╭──

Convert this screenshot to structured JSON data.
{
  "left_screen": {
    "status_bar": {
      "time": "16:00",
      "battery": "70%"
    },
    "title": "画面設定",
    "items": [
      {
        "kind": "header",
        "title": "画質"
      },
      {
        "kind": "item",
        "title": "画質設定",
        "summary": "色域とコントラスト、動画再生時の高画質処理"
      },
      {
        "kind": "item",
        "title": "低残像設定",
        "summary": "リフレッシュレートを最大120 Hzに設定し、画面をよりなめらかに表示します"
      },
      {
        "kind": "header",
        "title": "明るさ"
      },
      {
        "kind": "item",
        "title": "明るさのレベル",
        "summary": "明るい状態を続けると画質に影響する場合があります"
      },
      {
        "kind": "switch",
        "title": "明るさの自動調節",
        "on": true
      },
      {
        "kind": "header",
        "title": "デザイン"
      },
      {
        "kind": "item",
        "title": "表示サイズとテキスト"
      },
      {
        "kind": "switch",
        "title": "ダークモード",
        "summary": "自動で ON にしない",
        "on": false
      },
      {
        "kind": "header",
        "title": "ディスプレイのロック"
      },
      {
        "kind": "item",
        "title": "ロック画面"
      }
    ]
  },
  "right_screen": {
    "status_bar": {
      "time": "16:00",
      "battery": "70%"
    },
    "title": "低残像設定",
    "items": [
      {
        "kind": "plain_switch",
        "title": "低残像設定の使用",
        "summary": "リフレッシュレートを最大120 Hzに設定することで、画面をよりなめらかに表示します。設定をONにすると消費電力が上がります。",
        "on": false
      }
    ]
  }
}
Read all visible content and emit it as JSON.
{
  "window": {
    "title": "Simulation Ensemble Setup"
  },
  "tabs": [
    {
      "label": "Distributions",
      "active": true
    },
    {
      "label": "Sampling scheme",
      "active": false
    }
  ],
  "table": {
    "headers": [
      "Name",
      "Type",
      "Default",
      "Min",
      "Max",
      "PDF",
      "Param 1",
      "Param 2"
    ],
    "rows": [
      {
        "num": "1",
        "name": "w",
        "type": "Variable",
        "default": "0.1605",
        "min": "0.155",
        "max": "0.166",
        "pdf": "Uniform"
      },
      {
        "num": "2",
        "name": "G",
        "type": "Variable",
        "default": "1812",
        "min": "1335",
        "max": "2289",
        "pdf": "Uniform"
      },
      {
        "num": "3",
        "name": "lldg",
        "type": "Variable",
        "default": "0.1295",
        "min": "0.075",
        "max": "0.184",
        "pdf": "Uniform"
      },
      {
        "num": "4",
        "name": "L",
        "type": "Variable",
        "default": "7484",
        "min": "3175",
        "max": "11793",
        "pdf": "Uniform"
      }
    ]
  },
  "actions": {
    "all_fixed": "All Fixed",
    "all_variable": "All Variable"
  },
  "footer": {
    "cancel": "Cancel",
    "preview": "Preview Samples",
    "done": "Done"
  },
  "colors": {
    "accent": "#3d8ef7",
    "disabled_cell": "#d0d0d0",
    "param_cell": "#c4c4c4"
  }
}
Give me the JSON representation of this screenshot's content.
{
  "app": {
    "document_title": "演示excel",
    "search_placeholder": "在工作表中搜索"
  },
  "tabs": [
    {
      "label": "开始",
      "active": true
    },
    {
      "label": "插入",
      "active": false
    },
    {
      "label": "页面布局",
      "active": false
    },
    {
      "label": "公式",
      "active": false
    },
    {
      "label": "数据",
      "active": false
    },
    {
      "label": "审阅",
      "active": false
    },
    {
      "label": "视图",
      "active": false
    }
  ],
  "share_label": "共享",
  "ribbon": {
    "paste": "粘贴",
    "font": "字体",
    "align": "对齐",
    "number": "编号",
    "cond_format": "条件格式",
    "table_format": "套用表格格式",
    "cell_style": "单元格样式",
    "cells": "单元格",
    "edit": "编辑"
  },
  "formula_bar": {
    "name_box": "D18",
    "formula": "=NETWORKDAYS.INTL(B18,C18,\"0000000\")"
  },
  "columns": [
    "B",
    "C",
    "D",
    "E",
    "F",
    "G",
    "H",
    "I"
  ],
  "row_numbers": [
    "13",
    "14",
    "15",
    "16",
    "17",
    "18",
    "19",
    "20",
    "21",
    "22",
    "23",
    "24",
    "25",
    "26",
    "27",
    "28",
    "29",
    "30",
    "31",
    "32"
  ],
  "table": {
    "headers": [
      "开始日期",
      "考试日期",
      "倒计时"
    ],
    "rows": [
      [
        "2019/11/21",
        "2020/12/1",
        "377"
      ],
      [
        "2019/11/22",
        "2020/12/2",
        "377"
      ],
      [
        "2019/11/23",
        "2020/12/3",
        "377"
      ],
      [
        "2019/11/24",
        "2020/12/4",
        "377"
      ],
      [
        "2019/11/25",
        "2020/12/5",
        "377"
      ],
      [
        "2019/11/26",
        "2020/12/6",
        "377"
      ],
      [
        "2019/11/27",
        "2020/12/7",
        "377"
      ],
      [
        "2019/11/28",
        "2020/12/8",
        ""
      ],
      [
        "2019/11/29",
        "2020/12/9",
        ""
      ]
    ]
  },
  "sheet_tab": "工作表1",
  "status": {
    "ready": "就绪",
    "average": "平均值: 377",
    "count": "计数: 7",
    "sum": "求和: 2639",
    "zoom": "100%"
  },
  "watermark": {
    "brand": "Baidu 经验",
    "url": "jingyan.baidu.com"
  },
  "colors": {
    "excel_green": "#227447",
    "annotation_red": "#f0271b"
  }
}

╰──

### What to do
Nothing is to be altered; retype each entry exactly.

### Result
Convert this screenshot to structured JSON data.
{
  "left_screen": {
    "status_bar": {
      "time": "16:00",
      "battery": "70%"
    },
    "title": "画面設定",
    "items": [
      {
        "kind": "header",
        "title": "画質"
      },
      {
        "kind": "item",
        "title": "画質設定",
        "summary": "色域とコントラスト、動画再生時の高画質処理"
      },
      {
        "kind": "item",
        "title": "低残像設定",
        "summary": "リフレッシュレートを最大120 Hzに設定し、画面をよりなめらかに表示します"
      },
      {
        "kind": "header",
        "title": "明るさ"
      },
      {
        "kind": "item",
        "title": "明るさのレベル",
        "summary": "明るい状態を続けると画質に影響する場合があります"
      },
      {
        "kind": "switch",
        "title": "明るさの自動調節",
        "on": true
      },
      {
        "kind": "header",
        "title": "デザイン"
      },
      {
        "kind": "item",
        "title": "表示サイズとテキスト"
      },
      {
        "kind": "switch",
        "title": "ダークモード",
        "summary": "自動で ON にしない",
        "on": false
      },
      {
        "kind": "header",
        "title": "ディスプレイのロック"
      },
      {
        "kind": "item",
        "title": "ロック画面"
      }
    ]
  },
  "right_screen": {
    "status_bar": {
      "time": "16:00",
      "battery": "70%"
    },
    "title": "低残像設定",
    "items": [
      {
        "kind": "plain_switch",
        "title": "低残像設定の使用",
        "summary": "リフレッシュレートを最大120 Hzに設定することで、画面をよりなめらかに表示します。設定をONにすると消費電力が上がります。",
        "on": false
      }
    ]
  }
}
Read all visible content and emit it as JSON.
{
  "window": {
    "title": "Simulation Ensemble Setup"
  },
  "tabs": [
    {
      "label": "Distributions",
      "active": true
    },
    {
      "label": "Sampling scheme",
      "active": false
    }
  ],
  "table": {
    "headers": [
      "Name",
      "Type",
      "Default",
      "Min",
      "Max",
      "PDF",
      "Param 1",
      "Param 2"
    ],
    "rows": [
      {
        "num": "1",
        "name": "w",
        "type": "Variable",
        "default": "0.1605",
        "min": "0.155",
        "max": "0.166",
        "pdf": "Uniform"
      },
      {
        "num": "2",
        "name": "G",
        "type": "Variable",
        "default": "1812",
        "min": "1335",
        "max": "2289",
        "pdf": "Uniform"
      },
      {
        "num": "3",
        "name": "lldg",
        "type": "Variable",
        "default": "0.1295",
        "min": "0.075",
        "max": "0.184",
        "pdf": "Uniform"
      },
      {
        "num": "4",
        "name": "L",
        "type": "Variable",
        "default": "7484",
        "min": "3175",
        "max": "11793",
        "pdf": "Uniform"
      }
    ]
  },
  "actions": {
    "all_fixed": "All Fixed",
    "all_variable": "All Variable"
  },
  "footer": {
    "cancel": "Cancel",
    "preview": "Preview Samples",
    "done": "Done"
  },
  "colors": {
    "accent": "#3d8ef7",
    "disabled_cell": "#d0d0d0",
    "param_cell": "#c4c4c4"
  }
}
Give me the JSON representation of this screenshot's content.
{
  "app": {
    "document_title": "演示excel",
    "search_placeholder": "在工作表中搜索"
  },
  "tabs": [
    {
      "label": "开始",
      "active": true
    },
    {
      "label": "插入",
      "active": false
    },
    {
      "label": "页面布局",
      "active": false
    },
    {
      "label": "公式",
      "active": false
    },
    {
      "label": "数据",
      "active": false
    },
    {
      "label": "审阅",
      "active": false
    },
    {
      "label": "视图",
      "active": false
    }
  ],
  "share_label": "共享",
  "ribbon": {
    "paste": "粘贴",
    "font": "字体",
    "align": "对齐",
    "number": "编号",
    "cond_format": "条件格式",
    "table_format": "套用表格格式",
    "cell_style": "单元格样式",
    "cells": "单元格",
    "edit": "编辑"
  },
  "formula_bar": {
    "name_box": "D18",
    "formula": "=NETWORKDAYS.INTL(B18,C18,\"0000000\")"
  },
  "columns": [
    "B",
    "C",
    "D",
    "E",
    "F",
    "G",
    "H",
    "I"
  ],
  "row_numbers": [
    "13",
    "14",
    "15",
    "16",
    "17",
    "18",
    "19",
    "20",
    "21",
    "22",
    "23",
    "24",
    "25",
    "26",
    "27",
    "28",
    "29",
    "30",
    "31",
    "32"
  ],
  "table": {
    "headers": [
      "开始日期",
      "考试日期",
      "倒计时"
    ],
    "rows": [
      [
        "2019/11/21",
        "2020/12/1",
        "377"
      ],
      [
        "2019/11/22",
        "2020/12/2",
        "377"
      ],
      [
        "2019/11/23",
        "2020/12/3",
        "377"
      ],
      [
        "2019/11/24",
        "2020/12/4",
        "377"
      ],
      [
        "2019/11/25",
        "2020/12/5",
        "377"
      ],
      [
        "2019/11/26",
        "2020/12/6",
        "377"
      ],
      [
        "2019/11/27",
        "2020/12/7",
        "377"
      ],
      [
        "2019/11/28",
        "2020/12/8",
        ""
      ],
      [
        "2019/11/29",
        "2020/12/9",
        ""
      ]
    ]
  },
  "sheet_tab": "工作表1",
  "status": {
    "ready": "就绪",
    "average": "平均值: 377",
    "count": "计数: 7",
    "sum": "求和: 2639",
    "zoom": "100%"
  },
  "watermark": {
    "brand": "Baidu 经验",
    "url": "jingyan.baidu.com"
  },
  "colors": {
    "excel_green": "#227447",
    "annotation_red": "#f0271b"
  }
}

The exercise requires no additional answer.